21 March 2002, 11:31 AM
fjpalumbo
Dover Beach-1867
by Matthew Arnold (1822-1888)

"Ah, love, let us be true
To one another! for the world, which seems
to lie before us like a land of dreams,
So various, so beautiful, so new,
Hath really neither joy, nor love, nor light,
Nor certitude, nor peace, nor help for pain:
And we are here as on a darkling plain
Swept with confused alarms of struggle and flight,
Where ignorant armies clash at night."

(Final stanza, Dover Beach ref. in F451: Montag to Mildred's "friends")
This reflects Montag's intense dilemma as he faces his very uncertain furure. The metamorphosis of Mr. Bradbury's protagonist is as great as it gets in the literary world.
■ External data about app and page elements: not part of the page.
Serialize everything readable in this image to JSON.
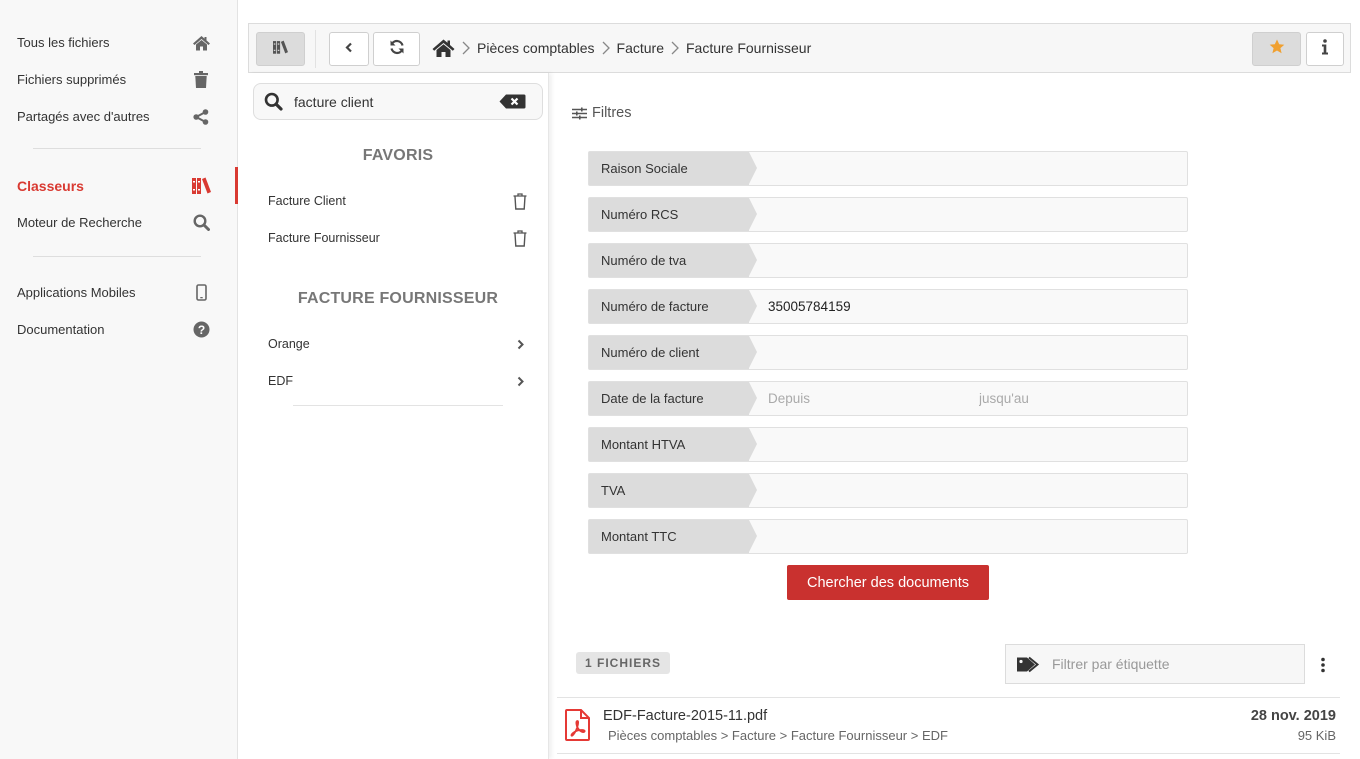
{
  "nav": {
    "items": [
      {
        "label": "Tous les fichiers",
        "icon": "home-icon"
      },
      {
        "label": "Fichiers supprimés",
        "icon": "trash-icon"
      },
      {
        "label": "Partagés avec d'autres",
        "icon": "share-icon"
      },
      {
        "label": "Classeurs",
        "icon": "books-icon",
        "active": true
      },
      {
        "label": "Moteur de Recherche",
        "icon": "search-icon"
      },
      {
        "label": "Applications Mobiles",
        "icon": "mobile-icon"
      },
      {
        "label": "Documentation",
        "icon": "question-circle-icon"
      }
    ]
  },
  "toolbar": {
    "breadcrumb": [
      "Pièces comptables",
      "Facture",
      "Facture Fournisseur"
    ],
    "favorite_active": true,
    "accent_star": "#f0a030"
  },
  "sidepanel": {
    "search": {
      "value": "facture client"
    },
    "favorites_title": "FAVORIS",
    "favorites": [
      {
        "label": "Facture Client"
      },
      {
        "label": "Facture Fournisseur"
      }
    ],
    "folder_title": "FACTURE FOURNISSEUR",
    "folders": [
      {
        "label": "Orange"
      },
      {
        "label": "EDF"
      }
    ]
  },
  "filters": {
    "title": "Filtres",
    "fields": [
      {
        "label": "Raison Sociale",
        "value": ""
      },
      {
        "label": "Numéro RCS",
        "value": ""
      },
      {
        "label": "Numéro de tva",
        "value": ""
      },
      {
        "label": "Numéro de facture",
        "value": "35005784159"
      },
      {
        "label": "Numéro de client",
        "value": ""
      },
      {
        "label": "Date de la facture",
        "from_placeholder": "Depuis",
        "to_placeholder": "jusqu'au"
      },
      {
        "label": "Montant HTVA",
        "value": ""
      },
      {
        "label": "TVA",
        "value": ""
      },
      {
        "label": "Montant TTC",
        "value": ""
      }
    ],
    "search_button": "Chercher des documents"
  },
  "results": {
    "count_label": "1 FICHIERS",
    "tag_filter_placeholder": "Filtrer par étiquette",
    "files": [
      {
        "name": "EDF-Facture-2015-11.pdf",
        "path": "Pièces comptables > Facture > Facture Fournisseur > EDF",
        "date": "28 nov. 2019",
        "size": "95 KiB",
        "type": "pdf"
      }
    ]
  },
  "colors": {
    "accent": "#d93a32",
    "button": "#c9312f",
    "pdf": "#e53935"
  }
}
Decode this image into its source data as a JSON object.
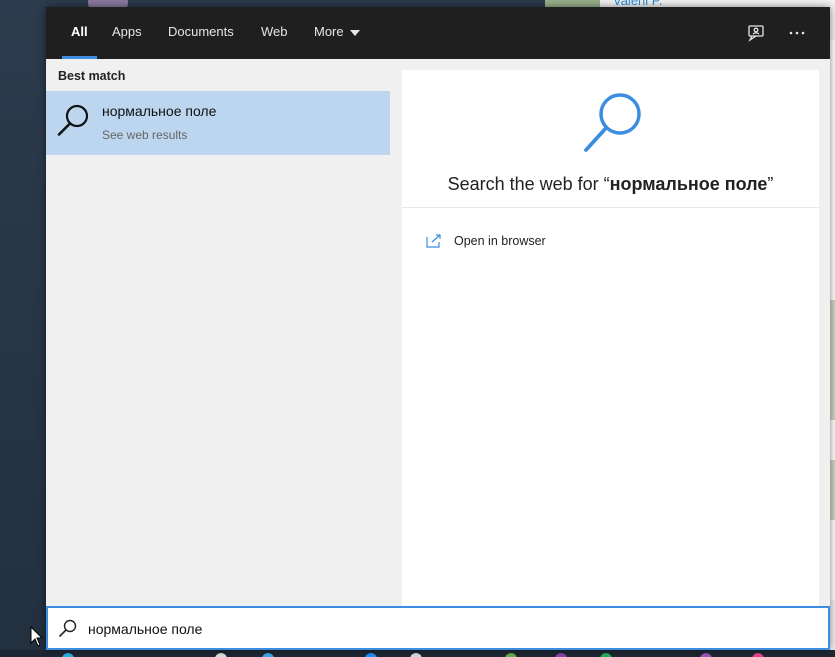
{
  "background": {
    "page_name": "Valerii P."
  },
  "tabs": [
    {
      "label": "All",
      "active": true
    },
    {
      "label": "Apps",
      "active": false
    },
    {
      "label": "Documents",
      "active": false
    },
    {
      "label": "Web",
      "active": false
    },
    {
      "label": "More",
      "active": false
    }
  ],
  "top_icons": {
    "feedback": "feedback-icon",
    "more_options": "ellipsis-icon"
  },
  "best_match": {
    "section_title": "Best match",
    "item_title": "нормальное поле",
    "item_subtitle": "See web results",
    "icon": "search-icon"
  },
  "preview": {
    "prefix": "Search the web for “",
    "query": "нормальное поле",
    "suffix": "”",
    "icon": "search-icon",
    "actions": [
      {
        "label": "Open in browser",
        "icon": "open-browser-icon"
      }
    ]
  },
  "search": {
    "value": "нормальное поле",
    "icon": "search-icon"
  },
  "colors": {
    "accent": "#3a8de0",
    "selection": "#bcd6f0",
    "topbar": "#1f1f1f"
  }
}
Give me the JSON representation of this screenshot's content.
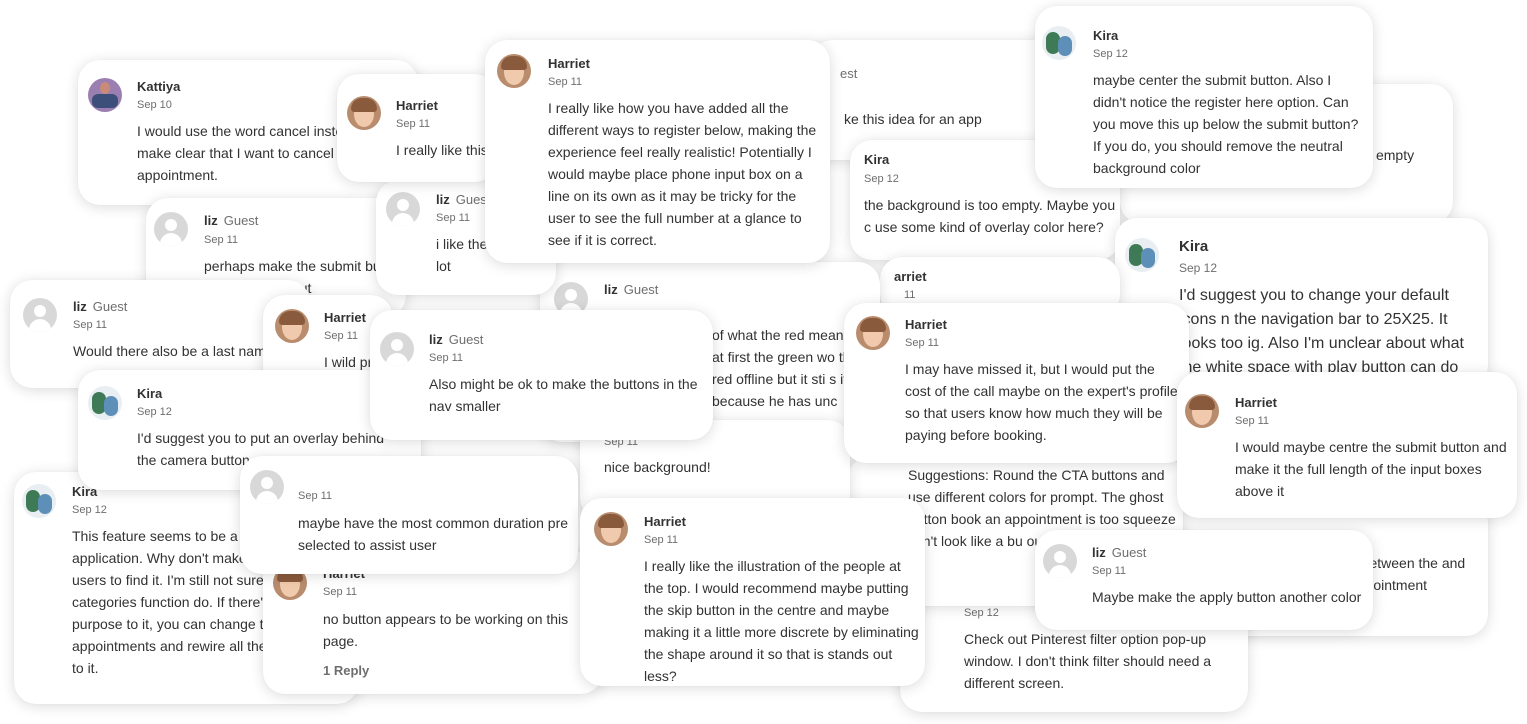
{
  "comments": [
    {
      "author": "Kattiya",
      "role": "",
      "date": "Sep 10",
      "text": "I would use the word cancel instead of to make clear that I want to cancel my appointment.",
      "avatar": "kattiya-avatar"
    },
    {
      "author": "liz",
      "role": "Guest",
      "date": "Sep 11",
      "text": "perhaps make the submit button color to stand out",
      "avatar": "guest-avatar"
    },
    {
      "author": "Harriet",
      "role": "",
      "date": "Sep 11",
      "text": "I really like this",
      "avatar": "harriet-avatar"
    },
    {
      "author": "liz",
      "role": "Guest",
      "date": "Sep 11",
      "text": "i like the lot",
      "avatar": "guest-avatar"
    },
    {
      "author": "Harriet",
      "role": "",
      "date": "Sep 11",
      "text": "I really like how you have added all the different ways to register below, making the experience feel really realistic! Potentially I would maybe place phone input box on a line on its own as it may be tricky for the user to see the full number at a glance to see if it is correct.",
      "avatar": "harriet-avatar"
    },
    {
      "author": "",
      "role": "est",
      "date": "",
      "text": "ke this idea for an app",
      "avatar": ""
    },
    {
      "author": "Kira",
      "role": "",
      "date": "Sep 12",
      "text": "the background is too empty. Maybe you c use some kind of overlay color here?",
      "avatar": ""
    },
    {
      "author": "Kira",
      "role": "",
      "date": "Sep 12",
      "text": "maybe center the submit button. Also I didn't notice the register here option.  Can you move this up below the submit button? If you do, you should remove the neutral background color",
      "avatar": "kira-avatar"
    },
    {
      "author": "",
      "role": "",
      "date": "",
      "text": "d with a ndow is white?. It looks empty here",
      "avatar": ""
    },
    {
      "author": "Kira",
      "role": "",
      "date": "Sep 12",
      "text": "I'd suggest you to change your default icons n the navigation bar to 25X25. It looks too ig.  Also I'm unclear about what the white space with play button can do",
      "avatar": "kira-avatar"
    },
    {
      "author": "liz",
      "role": "Guest",
      "date": "Sep 11",
      "text": "Would there also be a last name",
      "avatar": "guest-avatar"
    },
    {
      "author": "Harriet",
      "role": "",
      "date": "Sep 11",
      "text": "I wild pr",
      "avatar": "harriet-avatar"
    },
    {
      "author": "liz",
      "role": "Guest",
      "date": "Sep 11",
      "text": "of what the red means ht at first the green wo the red offline but it sti s it because he has unc",
      "avatar": "guest-avatar"
    },
    {
      "author": "liz",
      "role": "Guest",
      "date": "Sep 11",
      "text": "Also might be ok to make the buttons in the nav smaller",
      "avatar": "guest-avatar"
    },
    {
      "author": "arriet",
      "role": "",
      "date": "11",
      "text": "",
      "avatar": ""
    },
    {
      "author": "Harriet",
      "role": "",
      "date": "Sep 11",
      "text": "I may have missed it, but I would put the cost of the call maybe on the expert's profile so that users know how much they will be paying before booking.",
      "avatar": "harriet-avatar"
    },
    {
      "author": "Harriet",
      "role": "",
      "date": "Sep 11",
      "text": "I would maybe centre the submit button and make it the full length of the input boxes above it",
      "avatar": "harriet-avatar"
    },
    {
      "author": "Kira",
      "role": "",
      "date": "Sep 12",
      "text": "I'd suggest you to put an overlay behind the camera button",
      "avatar": "kira-avatar"
    },
    {
      "author": "",
      "role": "",
      "date": "Sep 11",
      "text": "nice background!",
      "avatar": ""
    },
    {
      "author": "",
      "role": "",
      "date": "",
      "text": "Suggestions: Round the CTA buttons and use different colors for prompt. The ghost button book an appointment is too squeeze esn't look like a bu ould just call it \"Bo or.",
      "avatar": ""
    },
    {
      "author": "Kira",
      "role": "",
      "date": "Sep 12",
      "text": "This feature seems to be a ke application. Why don't make users to find it. I'm still not sure categories function do. If there's purpose to it, you can change th appointments and rewire all the to it.",
      "avatar": "kira-avatar"
    },
    {
      "author": "",
      "role": "",
      "date": "Sep 11",
      "text": "maybe have the most common duration  pre selected to assist user",
      "avatar": "guest-avatar"
    },
    {
      "author": "Harriet",
      "role": "",
      "date": "Sep 11",
      "text": "no button appears to be working on this page.",
      "reply": "1 Reply",
      "avatar": "harriet-avatar"
    },
    {
      "author": "Harriet",
      "role": "",
      "date": "Sep 11",
      "text": "I really like the illustration of the people at the top. I would recommend maybe putting the skip button in the centre and  maybe making it a little more discrete by eliminating the shape around it so that is stands out less?",
      "avatar": "harriet-avatar"
    },
    {
      "author": "",
      "role": "",
      "date": "Sep 12",
      "text": "Check out Pinterest filter option pop-up window. I don't think filter should need a different screen.",
      "avatar": ""
    },
    {
      "author": "",
      "role": "",
      "date": "",
      "text": "e between the and appointment",
      "avatar": ""
    },
    {
      "author": "liz",
      "role": "Guest",
      "date": "Sep 11",
      "text": "Maybe make the apply button another color",
      "avatar": "guest-avatar"
    }
  ]
}
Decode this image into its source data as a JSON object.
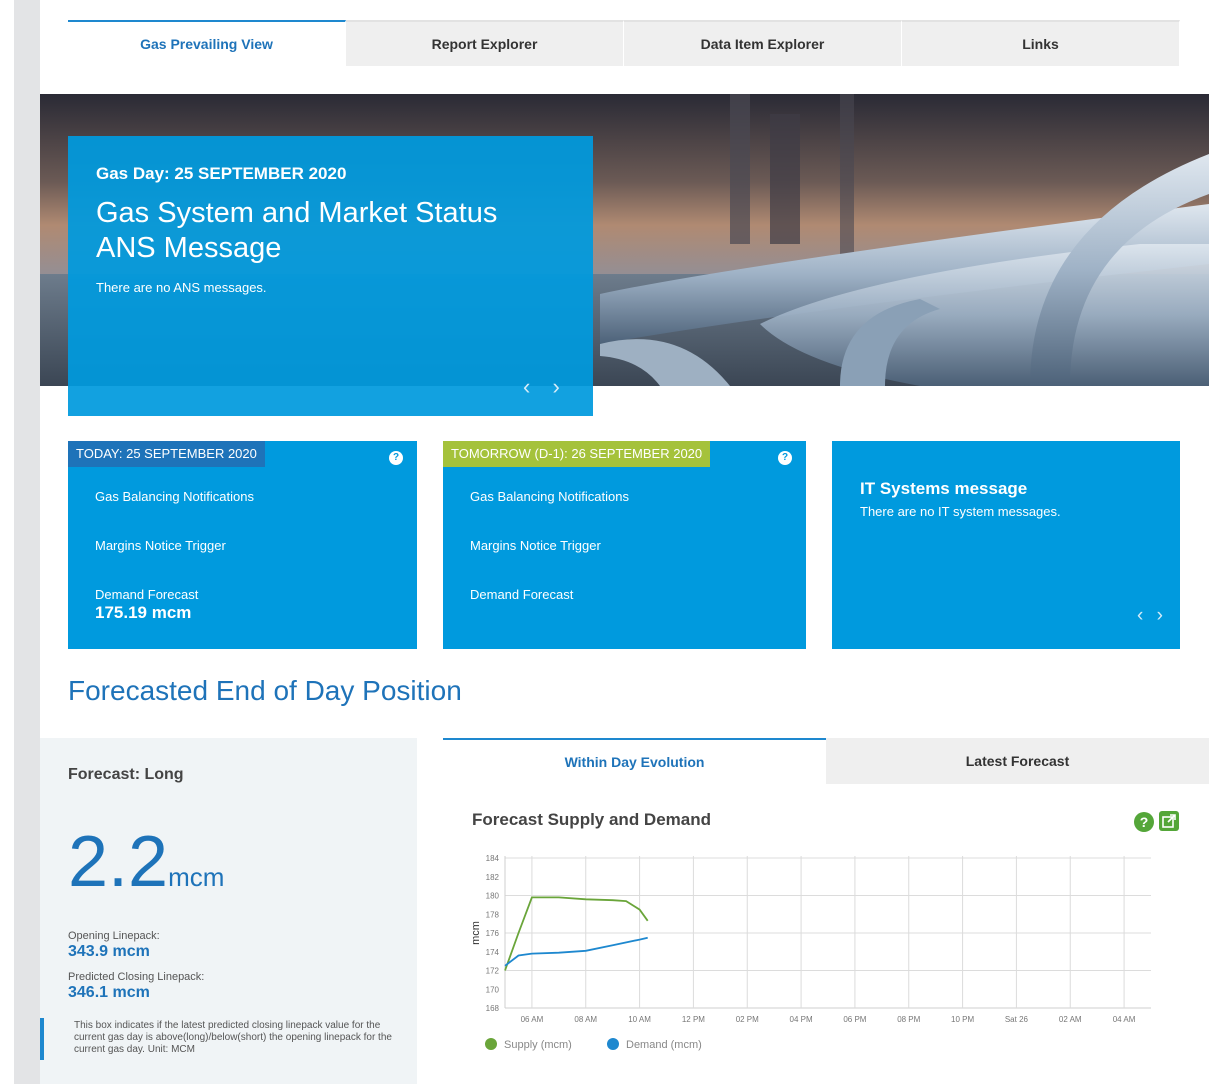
{
  "tabs": [
    "Gas Prevailing View",
    "Report Explorer",
    "Data Item Explorer",
    "Links"
  ],
  "hero": {
    "gas_day": "Gas Day: 25 SEPTEMBER 2020",
    "title": "Gas System and Market Status ANS Message",
    "message": "There are no ANS messages.",
    "arrows": "‹ ›"
  },
  "today": {
    "header": "TODAY: 25 SEPTEMBER 2020",
    "items": [
      "Gas Balancing Notifications",
      "Margins Notice Trigger",
      "Demand Forecast"
    ],
    "demand_value": "175.19  mcm",
    "help": "?"
  },
  "tomorrow": {
    "header": "TOMORROW (D-1): 26 SEPTEMBER 2020",
    "items": [
      "Gas Balancing Notifications",
      "Margins Notice Trigger",
      "Demand Forecast"
    ],
    "help": "?"
  },
  "it_systems": {
    "title": "IT Systems message",
    "message": "There are no IT system messages.",
    "arrows": "‹ ›"
  },
  "section_title": "Forecasted End of Day Position",
  "forecast": {
    "label": "Forecast: Long",
    "value": "2.2",
    "unit": "mcm",
    "opening_label": "Opening Linepack:",
    "opening_value": "343.9 mcm",
    "closing_label": "Predicted Closing Linepack:",
    "closing_value": "346.1 mcm",
    "note": "This box indicates if the latest predicted closing linepack value for the current gas day is above(long)/below(short) the opening linepack for the current gas day. Unit: MCM"
  },
  "chart_tabs": [
    "Within Day Evolution",
    "Latest Forecast"
  ],
  "chart_title": "Forecast Supply and Demand",
  "colors": {
    "accent": "#009ade",
    "tab_active": "#1e73b9",
    "tomorrow_badge": "#a5c23b",
    "supply": "#6aa53a",
    "demand": "#1e88cf"
  },
  "chart_data": {
    "type": "line",
    "ylabel": "mcm",
    "ylim": [
      168,
      184
    ],
    "yticks": [
      168,
      170,
      172,
      174,
      176,
      178,
      180,
      182,
      184
    ],
    "x_ticks": [
      "06 AM",
      "08 AM",
      "10 AM",
      "12 PM",
      "02 PM",
      "04 PM",
      "06 PM",
      "08 PM",
      "10 PM",
      "Sat 26",
      "02 AM",
      "04 AM"
    ],
    "x_hours_range": [
      5,
      29
    ],
    "series": [
      {
        "name": "Supply (mcm)",
        "color": "#6aa53a",
        "points": [
          [
            5.0,
            172.0
          ],
          [
            5.5,
            176.0
          ],
          [
            6.0,
            179.8
          ],
          [
            7.0,
            179.8
          ],
          [
            8.0,
            179.6
          ],
          [
            9.0,
            179.5
          ],
          [
            9.5,
            179.4
          ],
          [
            10.0,
            178.5
          ],
          [
            10.3,
            177.3
          ]
        ]
      },
      {
        "name": "Demand (mcm)",
        "color": "#1e88cf",
        "points": [
          [
            5.0,
            172.5
          ],
          [
            5.5,
            173.6
          ],
          [
            6.0,
            173.8
          ],
          [
            7.0,
            173.9
          ],
          [
            8.0,
            174.1
          ],
          [
            9.0,
            174.7
          ],
          [
            10.0,
            175.3
          ],
          [
            10.3,
            175.5
          ]
        ]
      }
    ]
  }
}
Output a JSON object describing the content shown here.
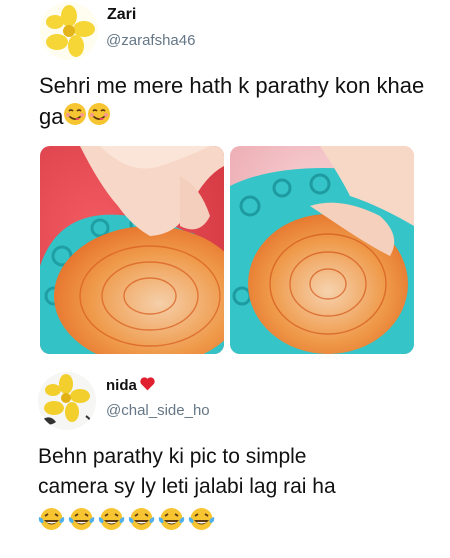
{
  "tweet": {
    "display_name": "Zari",
    "handle": "@zarafsha46",
    "text": "Sehri me mere hath k parathy kon khae ga",
    "emojis": [
      "face-savoring-food-emoji",
      "face-savoring-food-emoji"
    ],
    "photos": [
      "paratha-photo-left",
      "paratha-photo-right"
    ]
  },
  "reply": {
    "display_name": "nida",
    "name_badge": "red-heart-emoji",
    "handle": "@chal_side_ho",
    "text_line1": "Behn parathy ki pic to simple",
    "text_line2": "camera  sy ly leti jalabi lag rai ha",
    "emojis": [
      "laughing-tears-emoji",
      "laughing-tears-emoji",
      "laughing-tears-emoji",
      "laughing-tears-emoji",
      "laughing-tears-emoji",
      "laughing-tears-emoji"
    ]
  }
}
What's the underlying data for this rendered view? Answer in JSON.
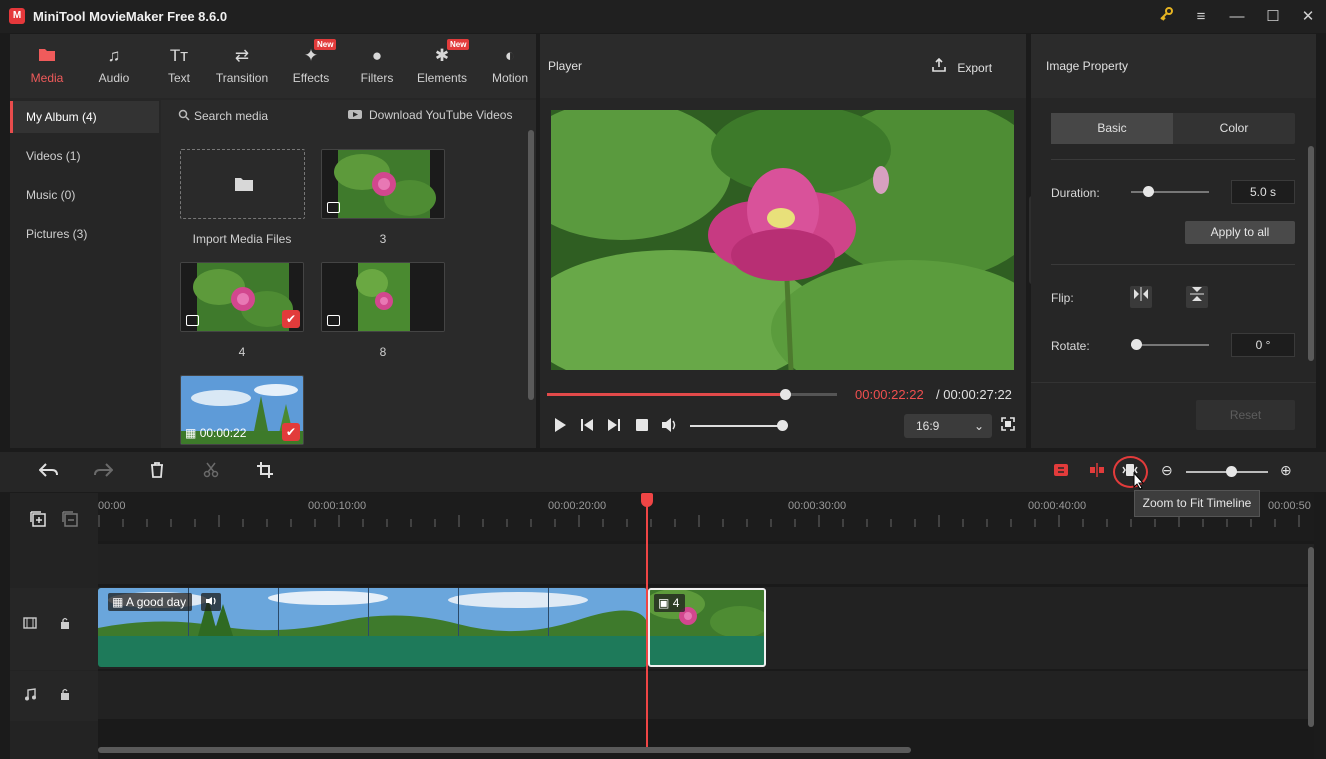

I especially like Mr. Bradbury's inclusion of the lines from Ecclesiastes ("For everything there is a time...") and Revelations (The tree of life...yielded her fruit every month: and the leaves of the tree were for the healing of the nations!!)as Guy Montag is walking toward the city at the novel's very end!!

Talk about alienation and isolation!

[This message has been edited by fjpalumbo (edited 03-21-2002).]
03 April 2002, 09:18 PM
G-2
quote:
Originally posted by crumley:
Bradbury's (prophetic) point in F451 is that technology, modern 'conveniences' and superficial pleasures - when they become so central to our lives - prevent us making any sort of real connection with others (thus the alienation).


Amen!!
I feel that people were not in touch with themselves and just absorb the media (controlled by the government) as their own thoughts. (not really but they were like brainwashed)